For the past few weeks I’ve been exiting my taxis like a boss. No weird on screen prompt, no credit card swipe, no fumbling with cash – I just hop out of the taxi and say thanks. Sometimes even the cabbies are surprised and yell after me for my change – before I even turn around they realize my payments went through. The app is called way2ride and it’s as big a deal as Uber, Seamless and OpenTable for New Yorkers and yet no one is talking about it, or apparently using it!
It’s simple – you open the app, click “I’m in a taxi” and then hold the phone microphone up to the Verifone speaker that’s under the screen. The phone buzzes and automatically has my billing information and default tip setup. That’s it, when the ride is done I hop out of the boss and save an awkward minute with the payment system – I feel like a boss.
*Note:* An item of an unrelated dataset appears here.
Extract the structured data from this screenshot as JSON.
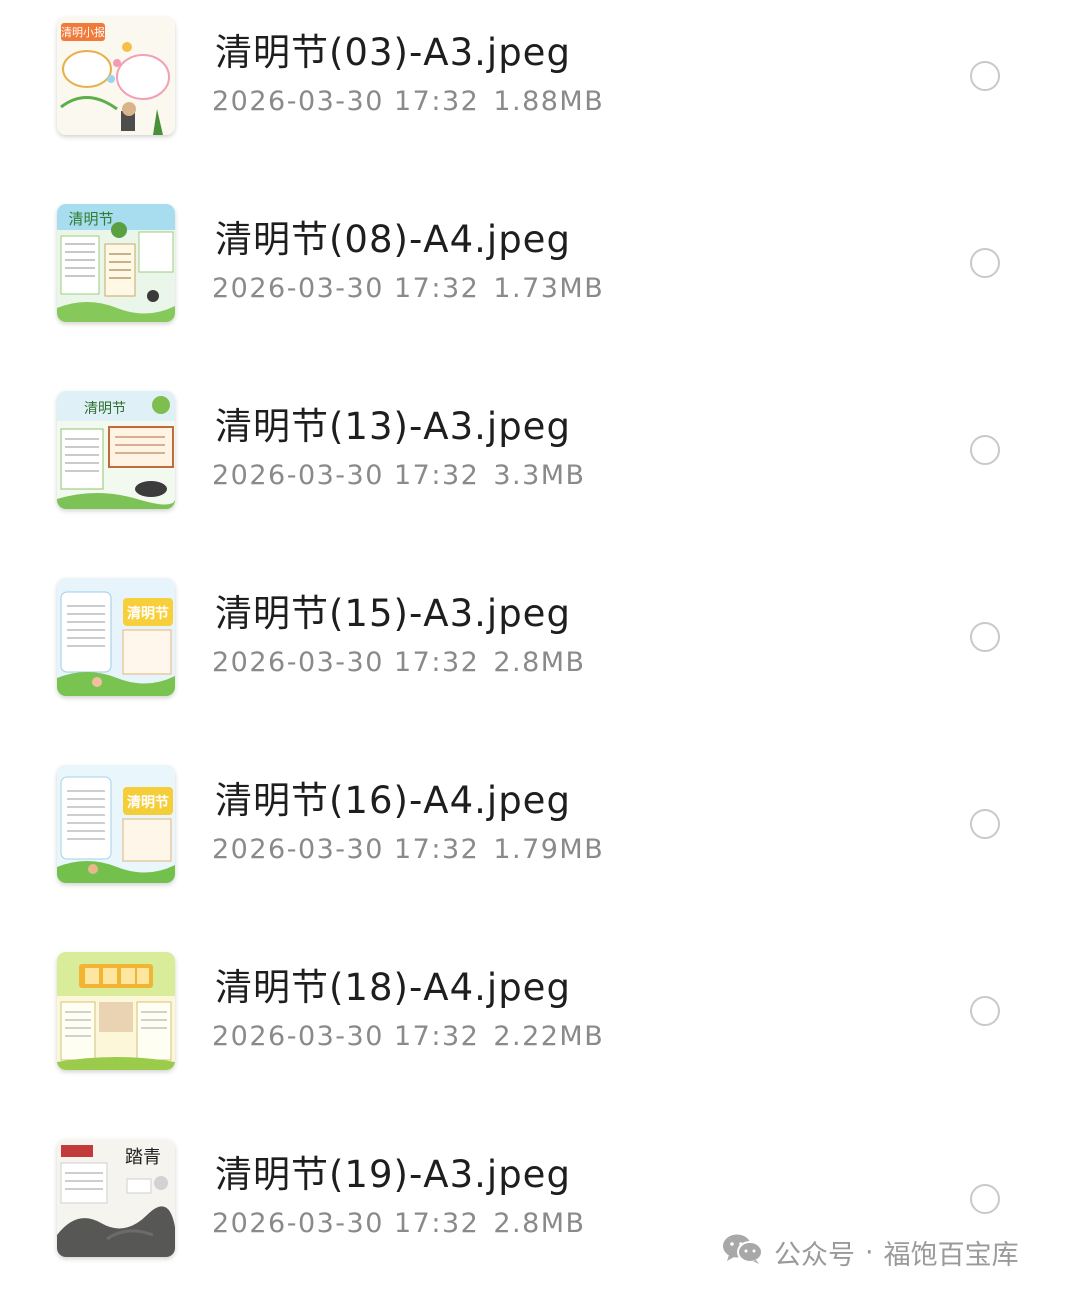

It only works on Verifone cabs for now, but that seems to cover 80% of my trips.
The app is made by Verifone, the behemoth credit card processing company. I’m not sure if they paid an outside firm, or did it themselves, but they get high marks from me for reliability, user experience, UI and performance. A+
Meet the new boss
Same as the old boss
– The Who (Won’t Get Fooled Again)
In the past few months, I’ve been getting asked about whether it’s strange to work for a female CEO and move out of the CEO role for my second company. Back in June when Kegan asked me to start this company with her, neither of these potential issues even entered my mind. After a few months of operation, and tons reflection, I’ve got a much better understanding of both issues.
Let’s start with the easiest issue, working with a female CEO. Kegan is a badass whether you compare her to other girls or to guys. I don’t see any specific traits that make her better or worse at being a CEO because of her gender. Maybe her ability to deliver hard messages with compassion is one, but that’s it, and I’m sure many guys have that skill too. The biggest change seems to be the differentiation we automatically get and the outsized interest from press.
On the issue of not being the CEO, it’s really not a big deal. As co-founders, we’ve shared major decision making worked towards a decision through debate and influence and have resisted striving for compromise. We’re both really willing to see different perspectives and go with what makes the most sense. There has only been one decision where we just disagreed and she made the final call. Technically I’m working for Kegan, but it doesn’t feel that way and importantly that’s the point. It’s not management by consensus or autocracy, it’s a culture built on management by influence.
So basically, not being the CEO is fine because of our culture and management style and a female CEO is no different than a male CEO except we get more attention.